Or you can use it to include values from nearby form elements as parameters for a method which wouldn’t normally do so such as GET:

By default hx-get does not include any parameters. You can use the hx-params attribute to change this — hx-get reference

I couldn’t actually get the include-in-a-GET to work outside of a <form> until a reader emailed me and pointed out the magic combo (thanks!). See the relevant part of this Stack Overflow answer.

The following examples show how you can use the filtering aspect of hx-params.

You can use wildcards or list fields by name to include:

This form has
hx-params="fox1, fox2"
and will only submit those fields.
Response will display here!

Or you can exclude specific fields:

This form has
hx-params="not fox1"
and will submit all but that field.
Response will display here!


this is a drawing of patch. behold.

An HTTP PATH request is for updating or changing parts of a document. This is in contrast with PUT, which is for completely replacing a document with a new one.

Response will display here!


drawing of posty the post

Makes the element perform an HTTP POST request when it’s action is triggered (usually a click). This is just like the GET (hx-get) we saw above, but it’s a POST instead!

(Posty the Post would like it very much if you would send a POST request with the example below. Thank you.)

Response will display here!


2022-04-28: I’m changing how I continue this! I was creating the technical examples, drawing animals, and writing the creative text all at once. I’ve always found it hard to "shift gears" like this. So I’m going to continue (as of hx-preserve) in more of a phased approach: do all of the technical work (example code) first, then write the creative text, then make a final pass to create the art (probably improving what’s currently there to make it all more consistent).

Put this attribute (and an id attribute!) on an element. When htmx would normally replace it with new content, it will instead be preserved (its replacement must have the same ID).

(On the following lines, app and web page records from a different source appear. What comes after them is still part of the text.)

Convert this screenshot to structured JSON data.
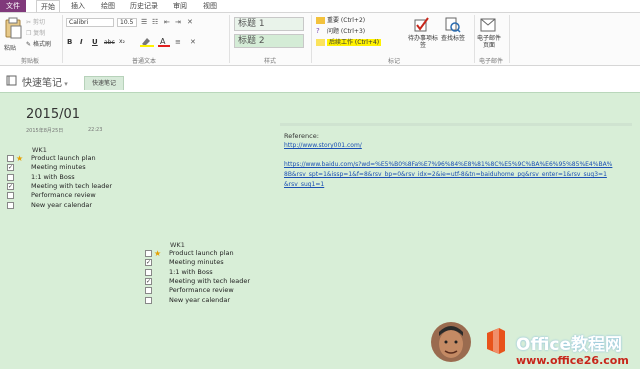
{
  "tabs": [
    "文件",
    "开始",
    "插入",
    "绘图",
    "历史记录",
    "审阅",
    "视图"
  ],
  "clipboard": {
    "paste": "粘贴",
    "cut": "剪切",
    "copy": "复制",
    "format_painter": "格式刷",
    "group": "剪贴板"
  },
  "font": {
    "family": "Calibri",
    "size": "10.5",
    "group": "普通文本",
    "bold": "B",
    "italic": "I",
    "underline": "U",
    "strike": "abc",
    "sub": "x₂"
  },
  "styles": {
    "heading1": "标题 1",
    "heading2": "标题 2",
    "group": "样式"
  },
  "tags": {
    "items": [
      "重要 (Ctrl+2)",
      "问题 (Ctrl+3)",
      "后续工作 (Ctrl+4)"
    ],
    "todo": "待办事项标签",
    "find": "查找标签",
    "group": "标记"
  },
  "email": {
    "button": "电子邮件页面",
    "group": "电子邮件"
  },
  "notebook": {
    "title": "快速笔记",
    "section_tab": "快速笔记"
  },
  "page": {
    "title": "2015/01",
    "date": "2015年8月25日",
    "time": "22:23"
  },
  "list1": {
    "heading": "WK1",
    "items": [
      {
        "text": "Product launch plan",
        "checked": false,
        "star": true
      },
      {
        "text": "Meeting minutes",
        "checked": true,
        "star": false
      },
      {
        "text": "1:1 with Boss",
        "checked": false,
        "star": false
      },
      {
        "text": "Meeting with tech leader",
        "checked": true,
        "star": false
      },
      {
        "text": "Performance review",
        "checked": false,
        "star": false
      },
      {
        "text": "New year calendar",
        "checked": false,
        "star": false
      }
    ]
  },
  "list2": {
    "heading": "WK1",
    "items": [
      {
        "text": "Product launch plan",
        "checked": false,
        "star": true
      },
      {
        "text": "Meeting minutes",
        "checked": true,
        "star": false
      },
      {
        "text": "1:1 with Boss",
        "checked": false,
        "star": false
      },
      {
        "text": "Meeting with tech leader",
        "checked": true,
        "star": false
      },
      {
        "text": "Performance review",
        "checked": false,
        "star": false
      },
      {
        "text": "New year calendar",
        "checked": false,
        "star": false
      }
    ]
  },
  "reference": {
    "label": "Reference:",
    "link1": "http://www.story001.com/",
    "link2_lines": [
      "https://www.baidu.com/s?wd=%E5%B0%8Fa%E7%96%84%E8%81%8C%E5%9C%BA%E6%95%85%E4%BA%",
      "8B&rsv_spt=1&issp=1&f=8&rsv_bp=0&rsv_idx=2&ie=utf-8&tn=baiduhome_pg&rsv_enter=1&rsv_sug3=1",
      "&rsv_sug1=1"
    ]
  },
  "watermark": {
    "brand": "Office教程网",
    "url": "www.office26.com"
  },
  "colors": {
    "page_bg": "#d8eed7",
    "file_tab": "#80397b",
    "link": "#1a4fb3",
    "highlight": "#fff200"
  }
}
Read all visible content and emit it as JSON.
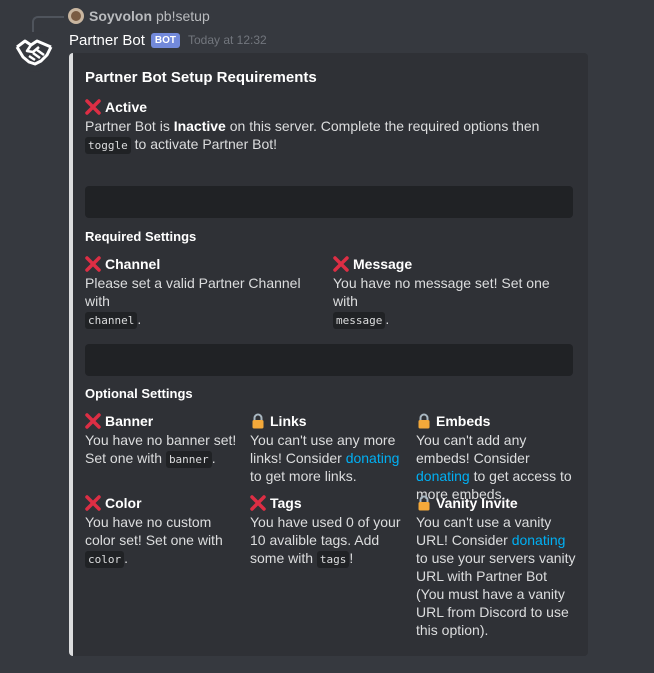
{
  "reply": {
    "author": "Soyvolon",
    "text": "pb!setup"
  },
  "message": {
    "author": "Partner Bot",
    "bot_tag": "BOT",
    "timestamp": "Today at 12:32"
  },
  "embed": {
    "title": "Partner Bot Setup Requirements",
    "active": {
      "name": "Active",
      "text_1": "Partner Bot is ",
      "status": "Inactive",
      "text_2": " on this server. Complete the required options then ",
      "code": "toggle",
      "text_3": " to activate Partner Bot!"
    },
    "required_heading": "Required Settings",
    "channel": {
      "name": "Channel",
      "text_1": "Please set a valid Partner Channel with",
      "code": "channel",
      "text_2": "."
    },
    "message_field": {
      "name": "Message",
      "text_1": "You have no message set! Set one with",
      "code": "message",
      "text_2": "."
    },
    "optional_heading": "Optional Settings",
    "banner": {
      "name": "Banner",
      "text_1": "You have no banner set! Set one with ",
      "code": "banner",
      "text_2": "."
    },
    "links": {
      "name": "Links",
      "text_1": "You can't use any more links! Consider ",
      "link": "donating",
      "text_2": " to get more links."
    },
    "embeds": {
      "name": "Embeds",
      "text_1": "You can't add any embeds! Consider ",
      "link": "donating",
      "text_2": " to get access to more embeds."
    },
    "color": {
      "name": "Color",
      "text_1": "You have no custom color set! Set one with ",
      "code": "color",
      "text_2": "."
    },
    "tags": {
      "name": "Tags",
      "text_1": "You have used 0 of your 10 avalible tags. Add some with ",
      "code": "tags",
      "text_2": "!"
    },
    "vanity": {
      "name": "Vanity Invite",
      "text_1": "You can't use a vanity URL! Consider ",
      "link": "donating",
      "text_2": " to use your servers vanity URL with Partner Bot (You must have a vanity URL from Discord to use this option)."
    }
  },
  "colors": {
    "background": "#36393f",
    "embed_background": "#2f3136",
    "link": "#00b0f4",
    "bot_tag": "#7289da",
    "x_red": "#dd2e44",
    "lock_gold": "#f4a93a"
  },
  "icons": {
    "x": "cross-mark-icon",
    "lock": "lock-icon",
    "avatar": "handshake-icon"
  }
}
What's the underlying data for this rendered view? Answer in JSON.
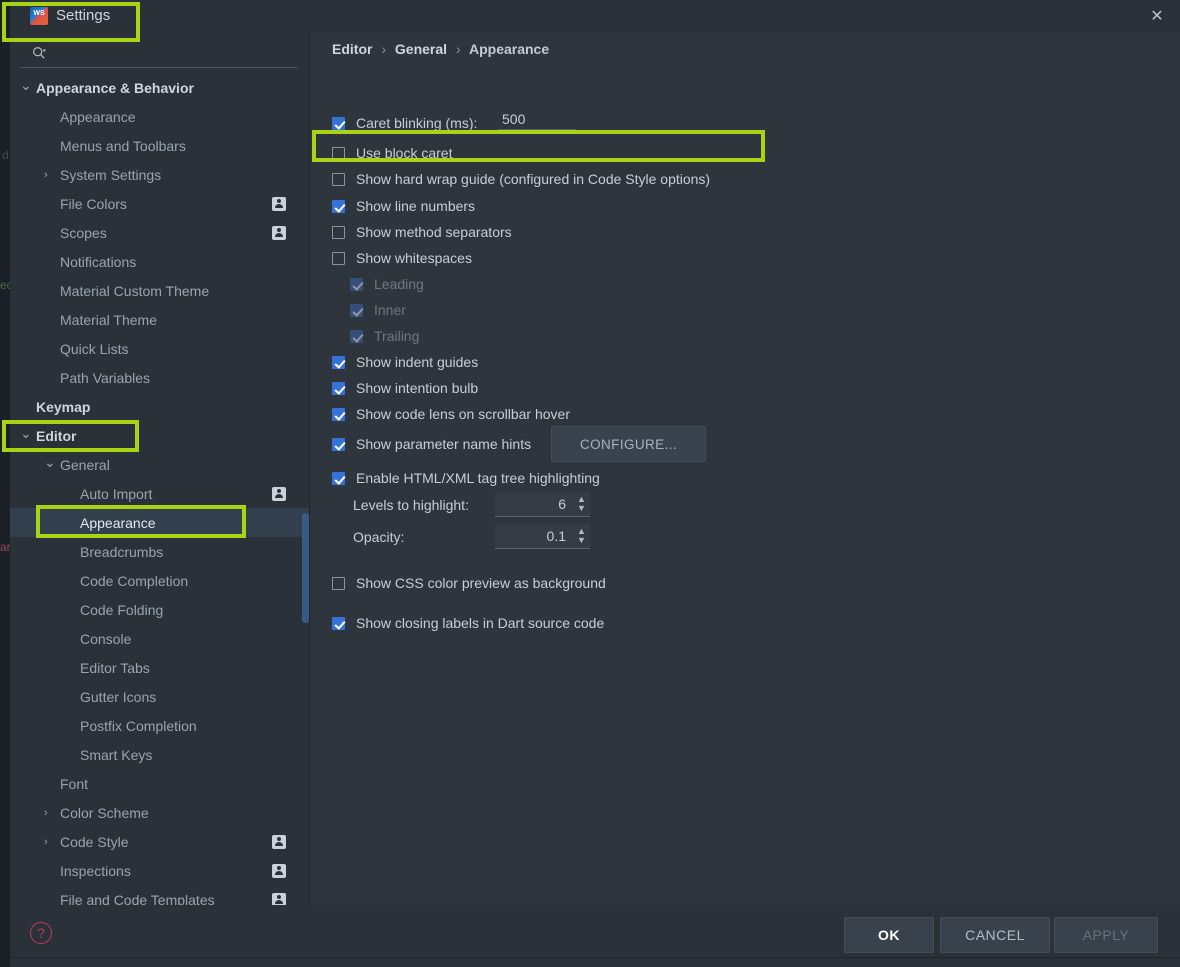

In the example below, the HTML contenteditable property has been set on two div elements. But only the top one has the hx-preserve property (and an id). Try editing the text in both elements and then use the Request Fruit Preserve to get a fresh set of preserves and see what happens.

Response will display here!


This example is minus the creative stuff. But it does work. This is the last thing I completed.

Response will display here!


This is the last working example.

Here’s the page we’ll be loading below. This is just a regular link: push1.

After clicking this button, look at your browser's URL bar.

Response will display here!







Wondering how the "Show Source" links work? Click the one in this box to find out!